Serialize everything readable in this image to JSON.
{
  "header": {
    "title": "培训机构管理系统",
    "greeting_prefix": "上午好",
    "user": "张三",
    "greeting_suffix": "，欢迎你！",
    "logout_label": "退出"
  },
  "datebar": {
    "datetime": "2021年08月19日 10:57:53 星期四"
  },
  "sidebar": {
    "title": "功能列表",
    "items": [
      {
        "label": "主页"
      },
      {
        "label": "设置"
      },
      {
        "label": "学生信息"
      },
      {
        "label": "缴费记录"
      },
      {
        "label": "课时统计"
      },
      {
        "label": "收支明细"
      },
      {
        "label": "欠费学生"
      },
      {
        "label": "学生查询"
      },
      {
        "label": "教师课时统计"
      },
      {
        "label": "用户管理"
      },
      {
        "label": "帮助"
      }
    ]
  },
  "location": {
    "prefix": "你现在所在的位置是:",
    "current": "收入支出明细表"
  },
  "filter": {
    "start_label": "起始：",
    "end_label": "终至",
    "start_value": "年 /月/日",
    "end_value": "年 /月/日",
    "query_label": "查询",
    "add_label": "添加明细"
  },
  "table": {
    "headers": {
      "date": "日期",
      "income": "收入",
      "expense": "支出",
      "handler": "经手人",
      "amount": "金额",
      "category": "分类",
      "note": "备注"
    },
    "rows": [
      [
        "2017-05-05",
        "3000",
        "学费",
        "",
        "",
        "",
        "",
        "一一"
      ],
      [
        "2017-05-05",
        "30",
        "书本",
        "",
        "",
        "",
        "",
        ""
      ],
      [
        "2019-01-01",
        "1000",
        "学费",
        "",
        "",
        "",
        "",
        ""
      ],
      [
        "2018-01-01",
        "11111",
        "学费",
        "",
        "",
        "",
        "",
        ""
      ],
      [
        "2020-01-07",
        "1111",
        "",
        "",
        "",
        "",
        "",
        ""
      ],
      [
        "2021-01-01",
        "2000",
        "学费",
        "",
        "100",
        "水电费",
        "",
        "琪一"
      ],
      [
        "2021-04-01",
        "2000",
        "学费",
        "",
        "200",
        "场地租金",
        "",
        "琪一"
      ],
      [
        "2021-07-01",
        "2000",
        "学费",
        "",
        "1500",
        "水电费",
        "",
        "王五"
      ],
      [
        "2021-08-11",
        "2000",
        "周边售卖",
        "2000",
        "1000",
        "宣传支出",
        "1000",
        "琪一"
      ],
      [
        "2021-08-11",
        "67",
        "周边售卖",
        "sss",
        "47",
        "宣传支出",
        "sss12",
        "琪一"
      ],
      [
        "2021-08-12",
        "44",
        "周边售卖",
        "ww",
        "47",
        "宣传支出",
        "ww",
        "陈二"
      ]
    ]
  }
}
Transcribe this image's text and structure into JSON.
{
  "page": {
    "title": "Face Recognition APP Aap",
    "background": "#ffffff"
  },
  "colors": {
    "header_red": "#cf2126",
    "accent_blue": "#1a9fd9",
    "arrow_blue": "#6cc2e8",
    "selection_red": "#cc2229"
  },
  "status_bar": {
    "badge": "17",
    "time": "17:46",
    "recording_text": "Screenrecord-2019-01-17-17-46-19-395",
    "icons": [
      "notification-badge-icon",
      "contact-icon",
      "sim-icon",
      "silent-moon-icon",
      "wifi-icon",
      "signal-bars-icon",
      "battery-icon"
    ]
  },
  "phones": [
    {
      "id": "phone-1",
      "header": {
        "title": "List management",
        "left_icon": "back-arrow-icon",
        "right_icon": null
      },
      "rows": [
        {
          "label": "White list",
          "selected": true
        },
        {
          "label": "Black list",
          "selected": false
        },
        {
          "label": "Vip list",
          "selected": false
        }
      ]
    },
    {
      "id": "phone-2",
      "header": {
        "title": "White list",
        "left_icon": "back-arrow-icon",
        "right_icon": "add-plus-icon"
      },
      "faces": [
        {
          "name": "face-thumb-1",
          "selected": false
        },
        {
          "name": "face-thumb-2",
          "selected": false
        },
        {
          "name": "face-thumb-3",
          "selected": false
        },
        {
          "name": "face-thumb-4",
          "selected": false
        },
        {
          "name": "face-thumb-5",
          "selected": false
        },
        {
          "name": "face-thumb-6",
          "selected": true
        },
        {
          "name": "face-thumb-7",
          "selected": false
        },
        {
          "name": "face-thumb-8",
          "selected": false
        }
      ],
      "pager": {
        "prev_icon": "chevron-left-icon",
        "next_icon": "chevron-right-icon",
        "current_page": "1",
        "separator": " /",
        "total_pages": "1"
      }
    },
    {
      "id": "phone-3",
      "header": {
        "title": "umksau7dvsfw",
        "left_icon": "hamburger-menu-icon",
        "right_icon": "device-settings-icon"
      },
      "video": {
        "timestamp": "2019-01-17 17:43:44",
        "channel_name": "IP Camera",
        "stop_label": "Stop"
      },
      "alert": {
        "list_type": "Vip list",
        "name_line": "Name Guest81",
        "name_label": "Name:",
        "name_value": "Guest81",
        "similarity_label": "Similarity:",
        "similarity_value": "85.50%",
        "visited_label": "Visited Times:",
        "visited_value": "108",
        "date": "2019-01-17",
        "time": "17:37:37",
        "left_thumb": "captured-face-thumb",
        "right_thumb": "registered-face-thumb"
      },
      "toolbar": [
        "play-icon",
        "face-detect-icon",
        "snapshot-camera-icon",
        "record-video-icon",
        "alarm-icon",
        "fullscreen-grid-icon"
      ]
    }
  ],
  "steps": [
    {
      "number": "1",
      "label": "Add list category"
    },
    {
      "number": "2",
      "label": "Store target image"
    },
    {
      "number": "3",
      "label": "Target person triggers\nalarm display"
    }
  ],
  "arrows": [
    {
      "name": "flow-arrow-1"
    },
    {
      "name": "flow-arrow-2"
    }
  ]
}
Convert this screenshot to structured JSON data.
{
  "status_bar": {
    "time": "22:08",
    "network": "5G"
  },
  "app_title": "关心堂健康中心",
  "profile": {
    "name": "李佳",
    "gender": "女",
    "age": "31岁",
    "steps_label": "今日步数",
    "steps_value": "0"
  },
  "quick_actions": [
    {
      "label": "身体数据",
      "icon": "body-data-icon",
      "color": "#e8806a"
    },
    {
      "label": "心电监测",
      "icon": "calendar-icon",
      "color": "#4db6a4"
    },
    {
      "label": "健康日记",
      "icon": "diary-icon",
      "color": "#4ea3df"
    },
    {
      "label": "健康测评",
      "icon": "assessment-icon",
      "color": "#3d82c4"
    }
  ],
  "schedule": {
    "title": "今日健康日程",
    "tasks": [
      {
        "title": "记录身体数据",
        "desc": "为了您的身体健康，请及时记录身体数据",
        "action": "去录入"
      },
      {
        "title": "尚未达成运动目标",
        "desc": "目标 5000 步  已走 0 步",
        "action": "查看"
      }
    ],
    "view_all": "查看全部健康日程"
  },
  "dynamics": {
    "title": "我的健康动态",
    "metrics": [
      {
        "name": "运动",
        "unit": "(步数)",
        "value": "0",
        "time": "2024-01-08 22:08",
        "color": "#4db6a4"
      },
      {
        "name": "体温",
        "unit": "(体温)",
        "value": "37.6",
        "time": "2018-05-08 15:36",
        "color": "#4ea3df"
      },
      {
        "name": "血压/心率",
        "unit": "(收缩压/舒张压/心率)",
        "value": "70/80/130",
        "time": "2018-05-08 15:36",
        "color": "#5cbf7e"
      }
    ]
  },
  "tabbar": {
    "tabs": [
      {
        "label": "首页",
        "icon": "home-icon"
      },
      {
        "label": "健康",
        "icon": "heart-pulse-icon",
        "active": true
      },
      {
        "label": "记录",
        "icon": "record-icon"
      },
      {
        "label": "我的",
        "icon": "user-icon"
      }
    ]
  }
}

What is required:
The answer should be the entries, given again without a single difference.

Answer to this task:
Serialize everything readable in this image to JSON.
{
  "header": {
    "title": "培训机构管理系统",
    "greeting_prefix": "上午好",
    "user": "张三",
    "greeting_suffix": "，欢迎你！",
    "logout_label": "退出"
  },
  "datebar": {
    "datetime": "2021年08月19日 10:57:53 星期四"
  },
  "sidebar": {
    "title": "功能列表",
    "items": [
      {
        "label": "主页"
      },
      {
        "label": "设置"
      },
      {
        "label": "学生信息"
      },
      {
        "label": "缴费记录"
      },
      {
        "label": "课时统计"
      },
      {
        "label": "收支明细"
      },
      {
        "label": "欠费学生"
      },
      {
        "label": "学生查询"
      },
      {
        "label": "教师课时统计"
      },
      {
        "label": "用户管理"
      },
      {
        "label": "帮助"
      }
    ]
  },
  "location": {
    "prefix": "你现在所在的位置是:",
    "current": "收入支出明细表"
  },
  "filter": {
    "start_label": "起始：",
    "end_label": "终至",
    "start_value": "年 /月/日",
    "end_value": "年 /月/日",
    "query_label": "查询",
    "add_label": "添加明细"
  },
  "table": {
    "headers": {
      "date": "日期",
      "income": "收入",
      "expense": "支出",
      "handler": "经手人",
      "amount": "金额",
      "category": "分类",
      "note": "备注"
    },
    "rows": [
      [
        "2017-05-05",
        "3000",
        "学费",
        "",
        "",
        "",
        "",
        "一一"
      ],
      [
        "2017-05-05",
        "30",
        "书本",
        "",
        "",
        "",
        "",
        ""
      ],
      [
        "2019-01-01",
        "1000",
        "学费",
        "",
        "",
        "",
        "",
        ""
      ],
      [
        "2018-01-01",
        "11111",
        "学费",
        "",
        "",
        "",
        "",
        ""
      ],
      [
        "2020-01-07",
        "1111",
        "",
        "",
        "",
        "",
        "",
        ""
      ],
      [
        "2021-01-01",
        "2000",
        "学费",
        "",
        "100",
        "水电费",
        "",
        "琪一"
      ],
      [
        "2021-04-01",
        "2000",
        "学费",
        "",
        "200",
        "场地租金",
        "",
        "琪一"
      ],
      [
        "2021-07-01",
        "2000",
        "学费",
        "",
        "1500",
        "水电费",
        "",
        "王五"
      ],
      [
        "2021-08-11",
        "2000",
        "周边售卖",
        "2000",
        "1000",
        "宣传支出",
        "1000",
        "琪一"
      ],
      [
        "2021-08-11",
        "67",
        "周边售卖",
        "sss",
        "47",
        "宣传支出",
        "sss12",
        "琪一"
      ],
      [
        "2021-08-12",
        "44",
        "周边售卖",
        "ww",
        "47",
        "宣传支出",
        "ww",
        "陈二"
      ]
    ]
  }
}
Transcribe this image's text and structure into JSON.
{
  "page": {
    "title": "Face Recognition APP Aap",
    "background": "#ffffff"
  },
  "colors": {
    "header_red": "#cf2126",
    "accent_blue": "#1a9fd9",
    "arrow_blue": "#6cc2e8",
    "selection_red": "#cc2229"
  },
  "status_bar": {
    "badge": "17",
    "time": "17:46",
    "recording_text": "Screenrecord-2019-01-17-17-46-19-395",
    "icons": [
      "notification-badge-icon",
      "contact-icon",
      "sim-icon",
      "silent-moon-icon",
      "wifi-icon",
      "signal-bars-icon",
      "battery-icon"
    ]
  },
  "phones": [
    {
      "id": "phone-1",
      "header": {
        "title": "List management",
        "left_icon": "back-arrow-icon",
        "right_icon": null
      },
      "rows": [
        {
          "label": "White list",
          "selected": true
        },
        {
          "label": "Black list",
          "selected": false
        },
        {
          "label": "Vip list",
          "selected": false
        }
      ]
    },
    {
      "id": "phone-2",
      "header": {
        "title": "White list",
        "left_icon": "back-arrow-icon",
        "right_icon": "add-plus-icon"
      },
      "faces": [
        {
          "name": "face-thumb-1",
          "selected": false
        },
        {
          "name": "face-thumb-2",
          "selected": false
        },
        {
          "name": "face-thumb-3",
          "selected": false
        },
        {
          "name": "face-thumb-4",
          "selected": false
        },
        {
          "name": "face-thumb-5",
          "selected": false
        },
        {
          "name": "face-thumb-6",
          "selected": true
        },
        {
          "name": "face-thumb-7",
          "selected": false
        },
        {
          "name": "face-thumb-8",
          "selected": false
        }
      ],
      "pager": {
        "prev_icon": "chevron-left-icon",
        "next_icon": "chevron-right-icon",
        "current_page": "1",
        "separator": " /",
        "total_pages": "1"
      }
    },
    {
      "id": "phone-3",
      "header": {
        "title": "umksau7dvsfw",
        "left_icon": "hamburger-menu-icon",
        "right_icon": "device-settings-icon"
      },
      "video": {
        "timestamp": "2019-01-17 17:43:44",
        "channel_name": "IP Camera",
        "stop_label": "Stop"
      },
      "alert": {
        "list_type": "Vip list",
        "name_line": "Name Guest81",
        "name_label": "Name:",
        "name_value": "Guest81",
        "similarity_label": "Similarity:",
        "similarity_value": "85.50%",
        "visited_label": "Visited Times:",
        "visited_value": "108",
        "date": "2019-01-17",
        "time": "17:37:37",
        "left_thumb": "captured-face-thumb",
        "right_thumb": "registered-face-thumb"
      },
      "toolbar": [
        "play-icon",
        "face-detect-icon",
        "snapshot-camera-icon",
        "record-video-icon",
        "alarm-icon",
        "fullscreen-grid-icon"
      ]
    }
  ],
  "steps": [
    {
      "number": "1",
      "label": "Add list category"
    },
    {
      "number": "2",
      "label": "Store target image"
    },
    {
      "number": "3",
      "label": "Target person triggers\nalarm display"
    }
  ],
  "arrows": [
    {
      "name": "flow-arrow-1"
    },
    {
      "name": "flow-arrow-2"
    }
  ]
}
Convert this screenshot to structured JSON data.
{
  "status_bar": {
    "time": "22:08",
    "network": "5G"
  },
  "app_title": "关心堂健康中心",
  "profile": {
    "name": "李佳",
    "gender": "女",
    "age": "31岁",
    "steps_label": "今日步数",
    "steps_value": "0"
  },
  "quick_actions": [
    {
      "label": "身体数据",
      "icon": "body-data-icon",
      "color": "#e8806a"
    },
    {
      "label": "心电监测",
      "icon": "calendar-icon",
      "color": "#4db6a4"
    },
    {
      "label": "健康日记",
      "icon": "diary-icon",
      "color": "#4ea3df"
    },
    {
      "label": "健康测评",
      "icon": "assessment-icon",
      "color": "#3d82c4"
    }
  ],
  "schedule": {
    "title": "今日健康日程",
    "tasks": [
      {
        "title": "记录身体数据",
        "desc": "为了您的身体健康，请及时记录身体数据",
        "action": "去录入"
      },
      {
        "title": "尚未达成运动目标",
        "desc": "目标 5000 步  已走 0 步",
        "action": "查看"
      }
    ],
    "view_all": "查看全部健康日程"
  },
  "dynamics": {
    "title": "我的健康动态",
    "metrics": [
      {
        "name": "运动",
        "unit": "(步数)",
        "value": "0",
        "time": "2024-01-08 22:08",
        "color": "#4db6a4"
      },
      {
        "name": "体温",
        "unit": "(体温)",
        "value": "37.6",
        "time": "2018-05-08 15:36",
        "color": "#4ea3df"
      },
      {
        "name": "血压/心率",
        "unit": "(收缩压/舒张压/心率)",
        "value": "70/80/130",
        "time": "2018-05-08 15:36",
        "color": "#5cbf7e"
      }
    ]
  },
  "tabbar": {
    "tabs": [
      {
        "label": "首页",
        "icon": "home-icon"
      },
      {
        "label": "健康",
        "icon": "heart-pulse-icon",
        "active": true
      },
      {
        "label": "记录",
        "icon": "record-icon"
      },
      {
        "label": "我的",
        "icon": "user-icon"
      }
    ]
  }
}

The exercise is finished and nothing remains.